● Records provided:
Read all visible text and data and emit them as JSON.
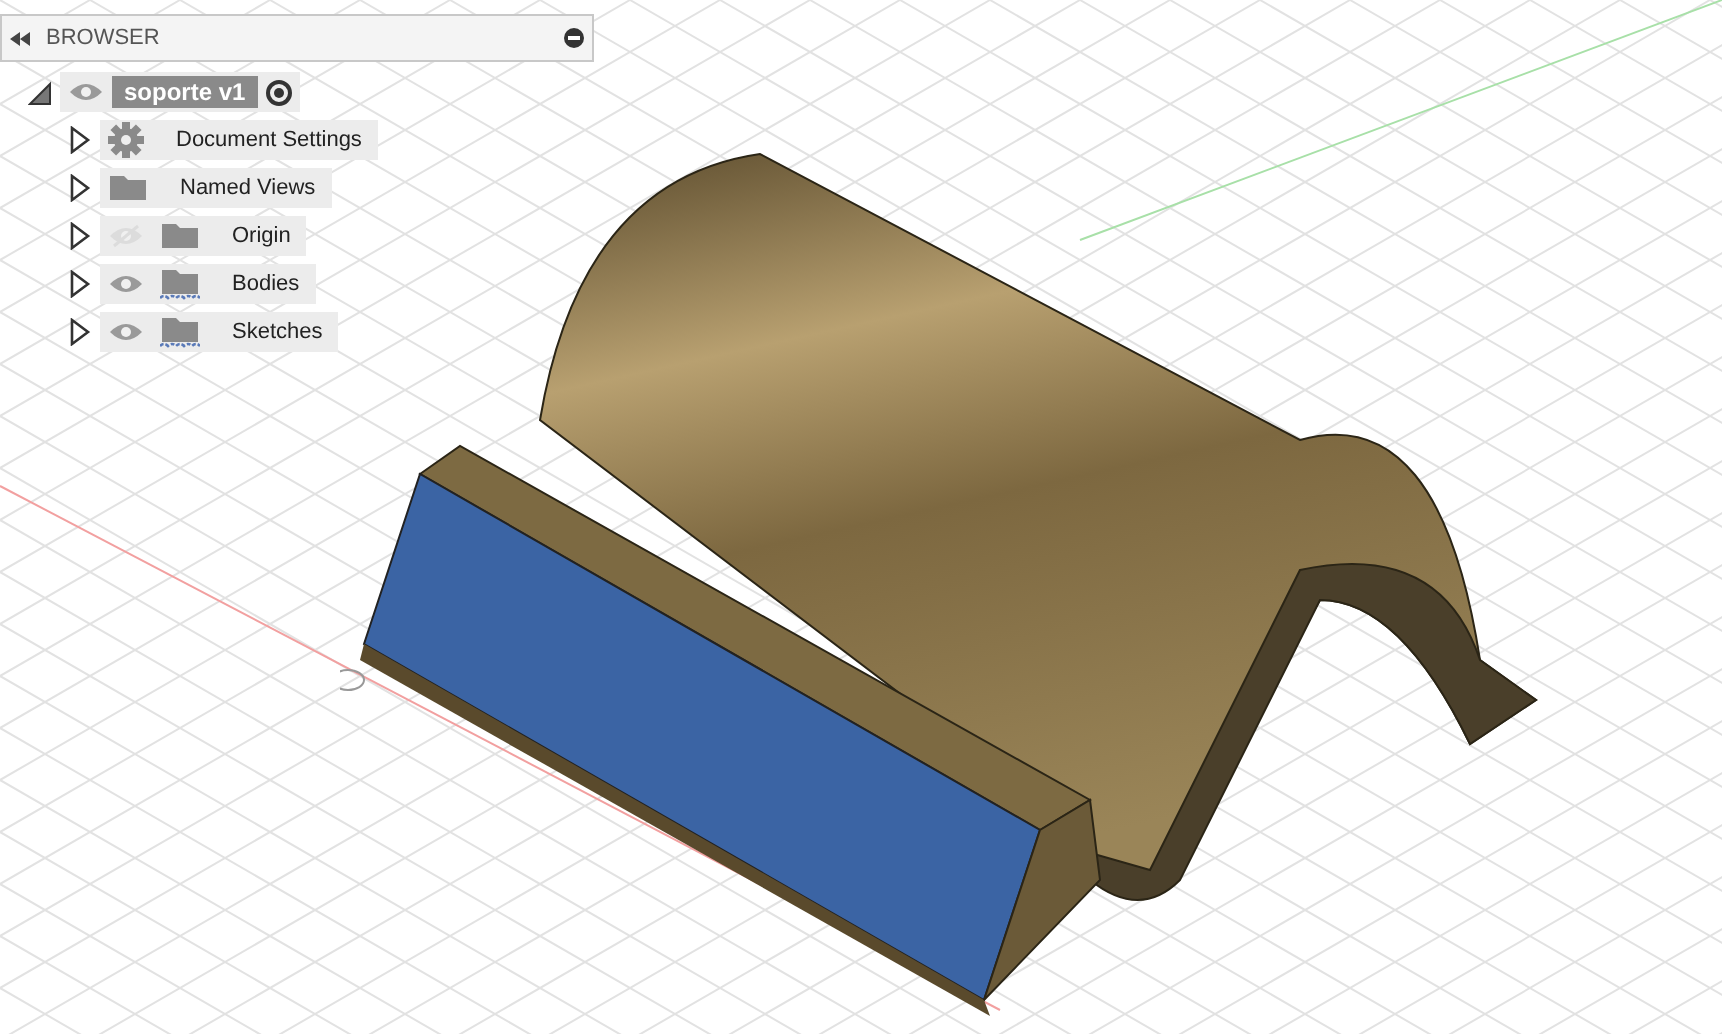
{
  "browser": {
    "title": "BROWSER",
    "root": {
      "label": "soporte v1",
      "visible": true,
      "expanded": true
    },
    "items": [
      {
        "label": "Document Settings",
        "kind": "settings"
      },
      {
        "label": "Named Views",
        "kind": "folder"
      },
      {
        "label": "Origin",
        "kind": "folder",
        "visible": false
      },
      {
        "label": "Bodies",
        "kind": "linked-folder",
        "visible": true
      },
      {
        "label": "Sketches",
        "kind": "linked-folder",
        "visible": true
      }
    ]
  }
}
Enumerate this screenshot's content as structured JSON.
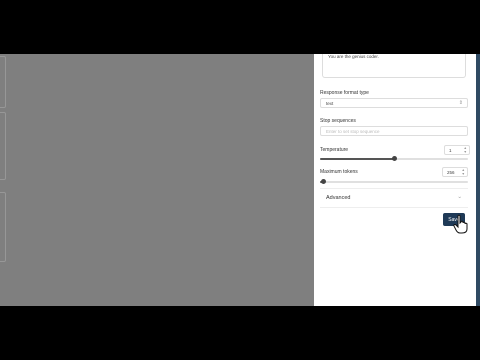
{
  "system_message": {
    "value": "You are the genius coder."
  },
  "response_format": {
    "label": "Response format type",
    "value": "text"
  },
  "stop_sequences": {
    "label": "Stop sequences",
    "placeholder": "Enter to set stop sequence"
  },
  "temperature": {
    "label": "Temperature",
    "value": "1",
    "fraction": 0.5
  },
  "max_tokens": {
    "label": "Maximum tokens",
    "value": "256",
    "fraction": 0.02
  },
  "advanced": {
    "label": "Advanced"
  },
  "save_label": "Save",
  "colors": {
    "overlay": "#7f7f7f",
    "panel": "#ffffff",
    "accent": "#1f3a57"
  }
}
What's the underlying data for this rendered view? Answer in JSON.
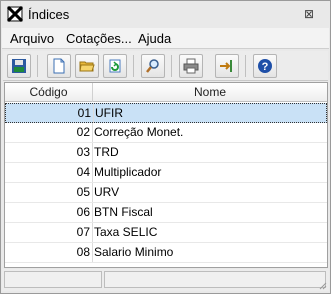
{
  "window": {
    "title": "Índices",
    "close_glyph": "⊠"
  },
  "menu": [
    "Arquivo",
    "Cotações...",
    "Ajuda"
  ],
  "toolbar": {
    "buttons": [
      "save-disk-icon",
      "new-document-icon",
      "open-folder-icon",
      "refresh-icon",
      "search-magnifier-icon",
      "print-icon",
      "import-arrow-icon",
      "help-icon"
    ]
  },
  "grid": {
    "columns": [
      "Código",
      "Nome"
    ],
    "selected_row": 0,
    "rows": [
      {
        "code": "01",
        "name": "UFIR"
      },
      {
        "code": "02",
        "name": "Correção Monet."
      },
      {
        "code": "03",
        "name": "TRD"
      },
      {
        "code": "04",
        "name": "Multiplicador"
      },
      {
        "code": "05",
        "name": "URV"
      },
      {
        "code": "06",
        "name": "BTN Fiscal"
      },
      {
        "code": "07",
        "name": "Taxa SELIC"
      },
      {
        "code": "08",
        "name": "Salario Minimo"
      }
    ]
  },
  "status": {
    "panels": [
      "",
      ""
    ]
  },
  "colors": {
    "selection": "#c9e1f6",
    "window_bg": "#e9e9e9",
    "help_blue": "#1e4fa8"
  }
}
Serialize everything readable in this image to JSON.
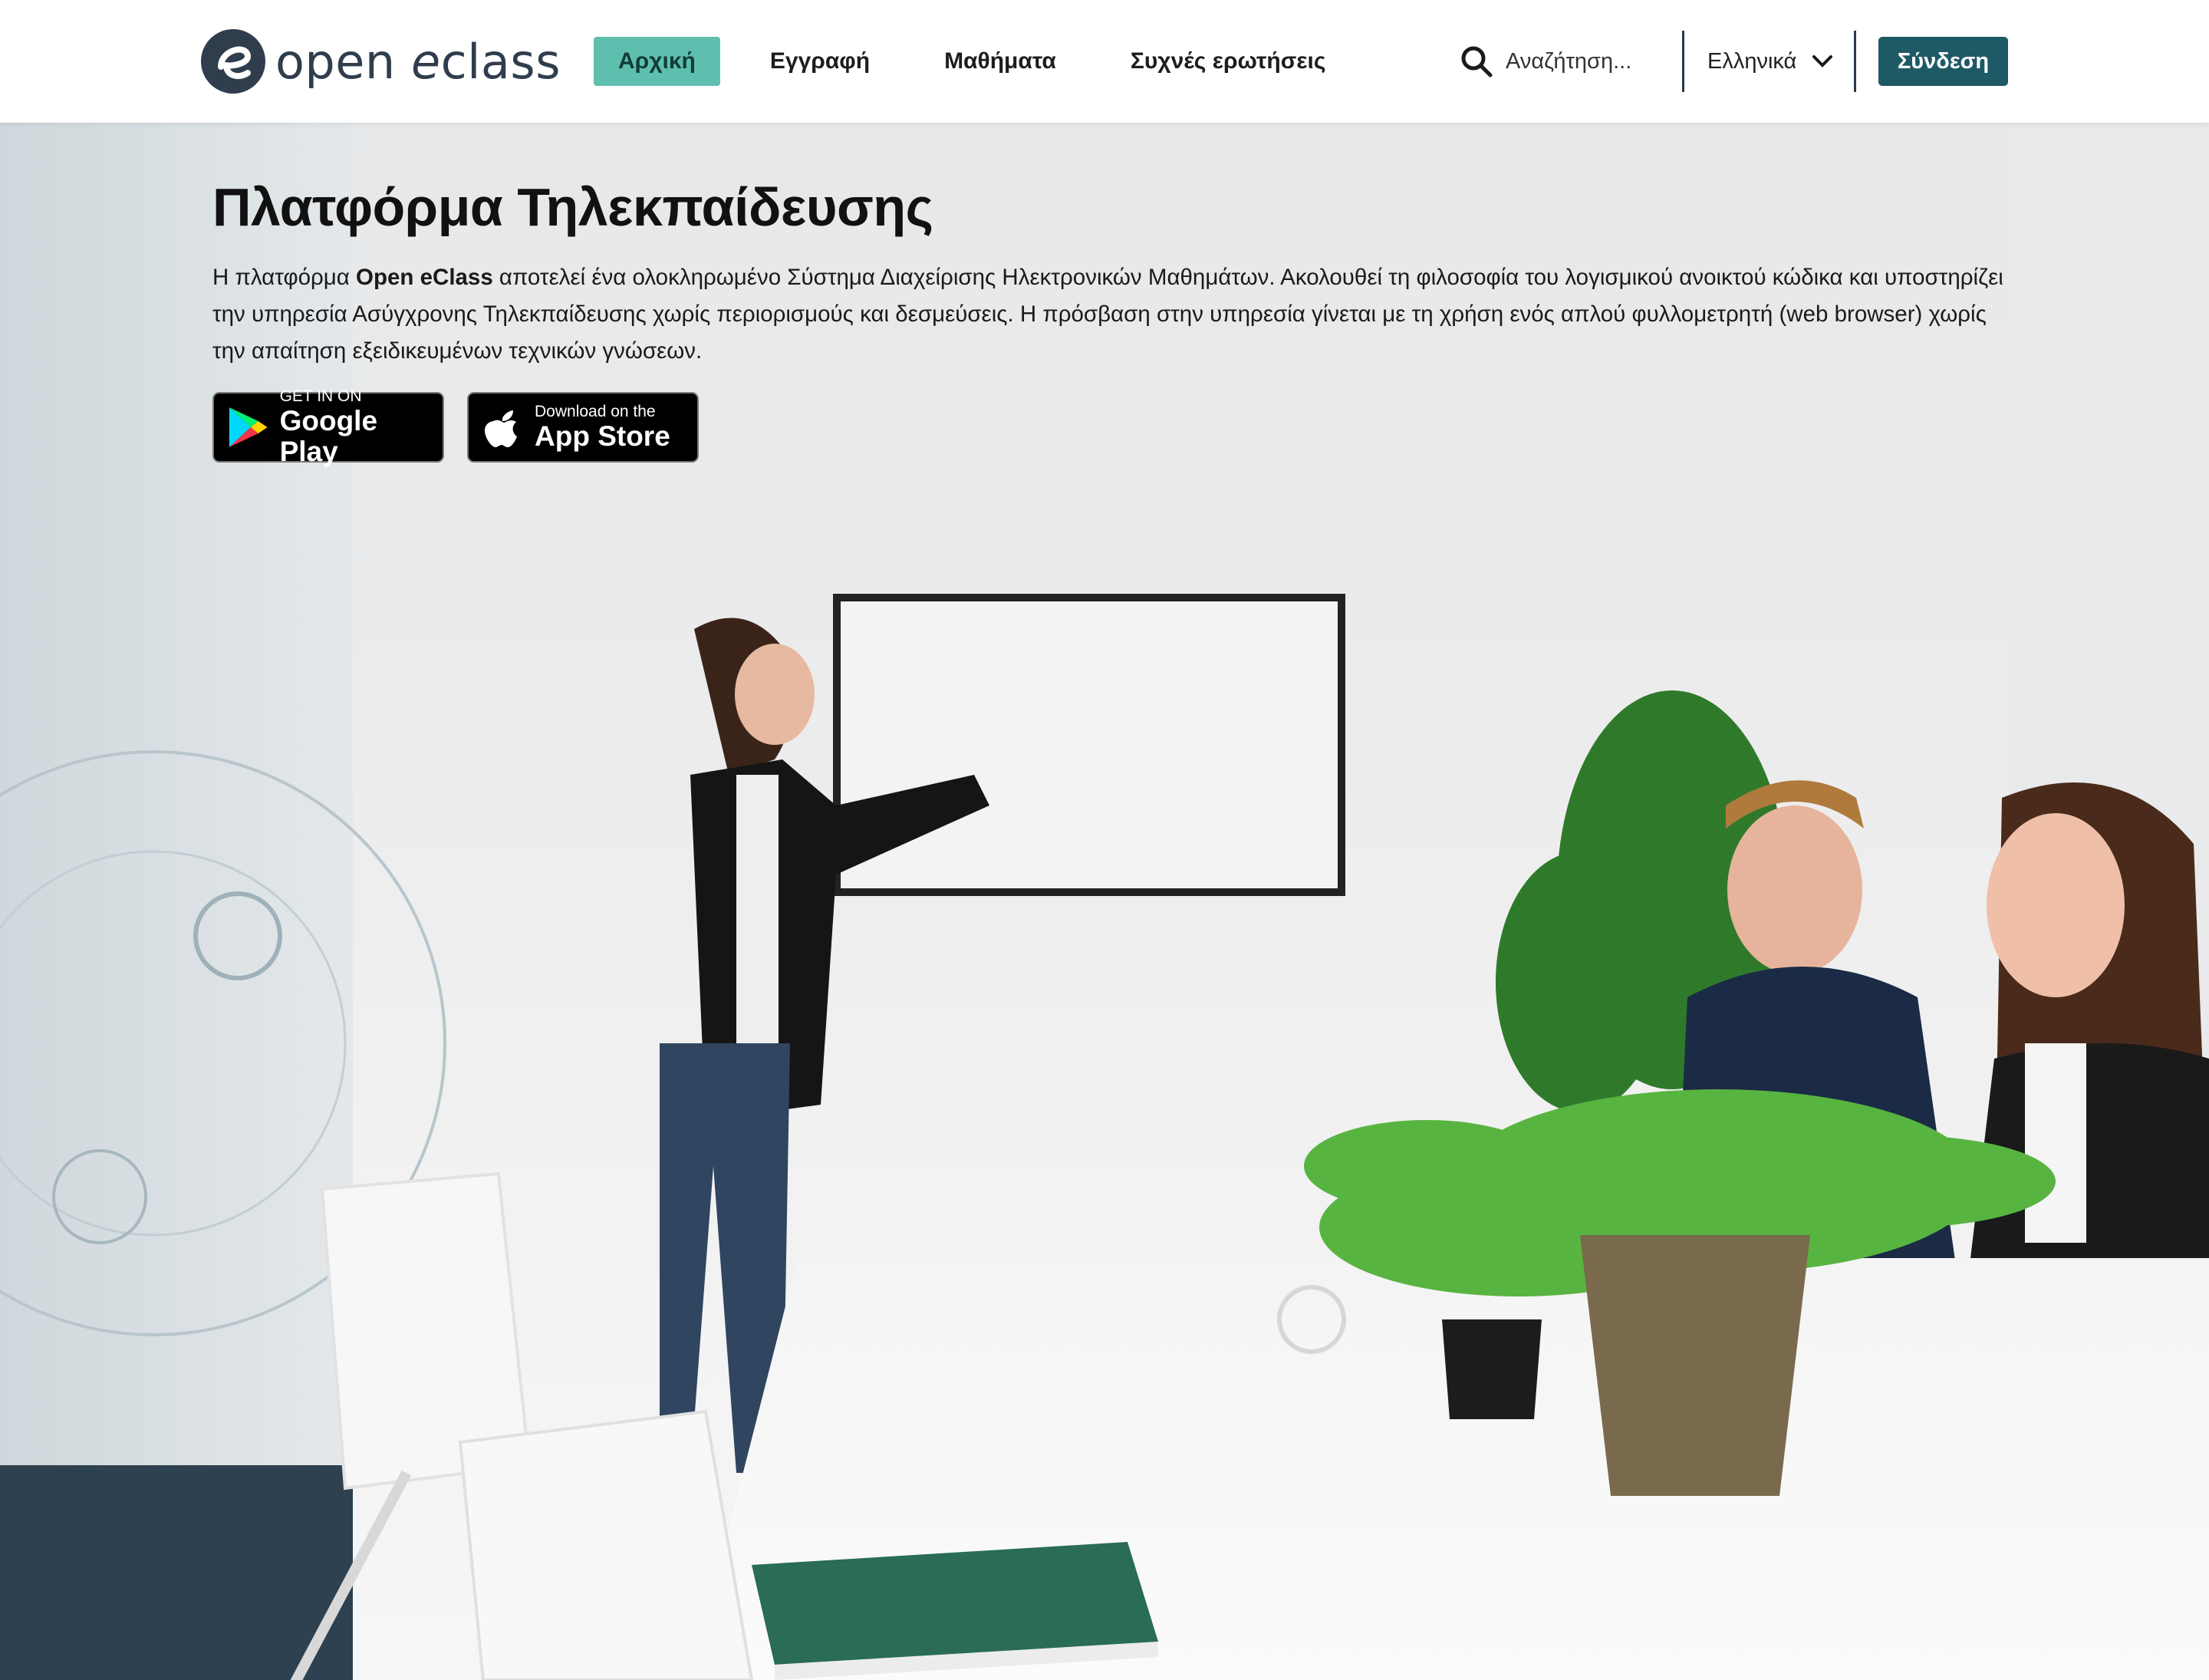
{
  "logo": {
    "brand_open": "open ",
    "brand_e": "e",
    "brand_class": "class"
  },
  "nav": {
    "items": [
      {
        "label": "Αρχική",
        "active": true
      },
      {
        "label": "Εγγραφή",
        "active": false
      },
      {
        "label": "Μαθήματα",
        "active": false
      },
      {
        "label": "Συχνές ερωτήσεις",
        "active": false
      }
    ]
  },
  "search": {
    "placeholder": "Αναζήτηση...",
    "icon": "search-icon"
  },
  "language": {
    "selected": "Ελληνικά",
    "icon": "chevron-down-icon"
  },
  "login": {
    "label": "Σύνδεση"
  },
  "hero": {
    "title": "Πλατφόρμα Τηλεκπαίδευσης",
    "desc_prefix": "Η πλατφόρμα ",
    "desc_brand": "Open eClass",
    "desc_rest": " αποτελεί ένα ολοκληρωμένο Σύστημα Διαχείρισης Ηλεκτρονικών Μαθημάτων. Ακολουθεί τη φιλοσοφία του λογισμικού ανοικτού κώδικα και υποστηρίζει την υπηρεσία Ασύγχρονης Τηλεκπαίδευσης χωρίς περιορισμούς και δεσμεύσεις. Η πρόσβαση στην υπηρεσία γίνεται με τη χρήση ενός απλού φυλλομετρητή (web browser) χωρίς την απαίτηση εξειδικευμένων τεχνικών γνώσεων."
  },
  "stores": {
    "google": {
      "small": "GET IN ON",
      "big": "Google Play",
      "icon": "google-play-icon"
    },
    "apple": {
      "small": "Download on the",
      "big": "App Store",
      "icon": "apple-icon"
    }
  },
  "colors": {
    "accent": "#5fbfae",
    "brand_dark": "#1e5966",
    "logo": "#2f3d4d"
  }
}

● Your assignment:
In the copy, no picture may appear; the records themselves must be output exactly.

● Result for this task:
Read all visible text and data and emit them as JSON.
{
  "browser": {
    "title": "BROWSER",
    "root": {
      "label": "soporte v1",
      "visible": true,
      "expanded": true
    },
    "items": [
      {
        "label": "Document Settings",
        "kind": "settings"
      },
      {
        "label": "Named Views",
        "kind": "folder"
      },
      {
        "label": "Origin",
        "kind": "folder",
        "visible": false
      },
      {
        "label": "Bodies",
        "kind": "linked-folder",
        "visible": true
      },
      {
        "label": "Sketches",
        "kind": "linked-folder",
        "visible": true
      }
    ]
  }
}
Enumerate this screenshot's content as structured JSON.
{
  "system_message": {
    "value": "You are the genius coder."
  },
  "response_format": {
    "label": "Response format type",
    "value": "text"
  },
  "stop_sequences": {
    "label": "Stop sequences",
    "placeholder": "Enter to set stop sequence"
  },
  "temperature": {
    "label": "Temperature",
    "value": "1",
    "fraction": 0.5
  },
  "max_tokens": {
    "label": "Maximum tokens",
    "value": "256",
    "fraction": 0.02
  },
  "advanced": {
    "label": "Advanced"
  },
  "save_label": "Save",
  "colors": {
    "overlay": "#7f7f7f",
    "panel": "#ffffff",
    "accent": "#1f3a57"
  }
}
What's the underlying data for this rendered view? Answer in JSON.
{
  "window": {
    "title": "Índices",
    "close_glyph": "⊠"
  },
  "menu": [
    "Arquivo",
    "Cotações...",
    "Ajuda"
  ],
  "toolbar": {
    "buttons": [
      "save-disk-icon",
      "new-document-icon",
      "open-folder-icon",
      "refresh-icon",
      "search-magnifier-icon",
      "print-icon",
      "import-arrow-icon",
      "help-icon"
    ]
  },
  "grid": {
    "columns": [
      "Código",
      "Nome"
    ],
    "selected_row": 0,
    "rows": [
      {
        "code": "01",
        "name": "UFIR"
      },
      {
        "code": "02",
        "name": "Correção Monet."
      },
      {
        "code": "03",
        "name": "TRD"
      },
      {
        "code": "04",
        "name": "Multiplicador"
      },
      {
        "code": "05",
        "name": "URV"
      },
      {
        "code": "06",
        "name": "BTN Fiscal"
      },
      {
        "code": "07",
        "name": "Taxa SELIC"
      },
      {
        "code": "08",
        "name": "Salario Minimo"
      }
    ]
  },
  "status": {
    "panels": [
      "",
      ""
    ]
  },
  "colors": {
    "selection": "#c9e1f6",
    "window_bg": "#e9e9e9",
    "help_blue": "#1e4fa8"
  }
}
Serialize everything readable in this image to JSON.
{
  "logo": {
    "brand_open": "open ",
    "brand_e": "e",
    "brand_class": "class"
  },
  "nav": {
    "items": [
      {
        "label": "Αρχική",
        "active": true
      },
      {
        "label": "Εγγραφή",
        "active": false
      },
      {
        "label": "Μαθήματα",
        "active": false
      },
      {
        "label": "Συχνές ερωτήσεις",
        "active": false
      }
    ]
  },
  "search": {
    "placeholder": "Αναζήτηση...",
    "icon": "search-icon"
  },
  "language": {
    "selected": "Ελληνικά",
    "icon": "chevron-down-icon"
  },
  "login": {
    "label": "Σύνδεση"
  },
  "hero": {
    "title": "Πλατφόρμα Τηλεκπαίδευσης",
    "desc_prefix": "Η πλατφόρμα ",
    "desc_brand": "Open eClass",
    "desc_rest": " αποτελεί ένα ολοκληρωμένο Σύστημα Διαχείρισης Ηλεκτρονικών Μαθημάτων. Ακολουθεί τη φιλοσοφία του λογισμικού ανοικτού κώδικα και υποστηρίζει την υπηρεσία Ασύγχρονης Τηλεκπαίδευσης χωρίς περιορισμούς και δεσμεύσεις. Η πρόσβαση στην υπηρεσία γίνεται με τη χρήση ενός απλού φυλλομετρητή (web browser) χωρίς την απαίτηση εξειδικευμένων τεχνικών γνώσεων."
  },
  "stores": {
    "google": {
      "small": "GET IN ON",
      "big": "Google Play",
      "icon": "google-play-icon"
    },
    "apple": {
      "small": "Download on the",
      "big": "App Store",
      "icon": "apple-icon"
    }
  },
  "colors": {
    "accent": "#5fbfae",
    "brand_dark": "#1e5966",
    "logo": "#2f3d4d"
  }
}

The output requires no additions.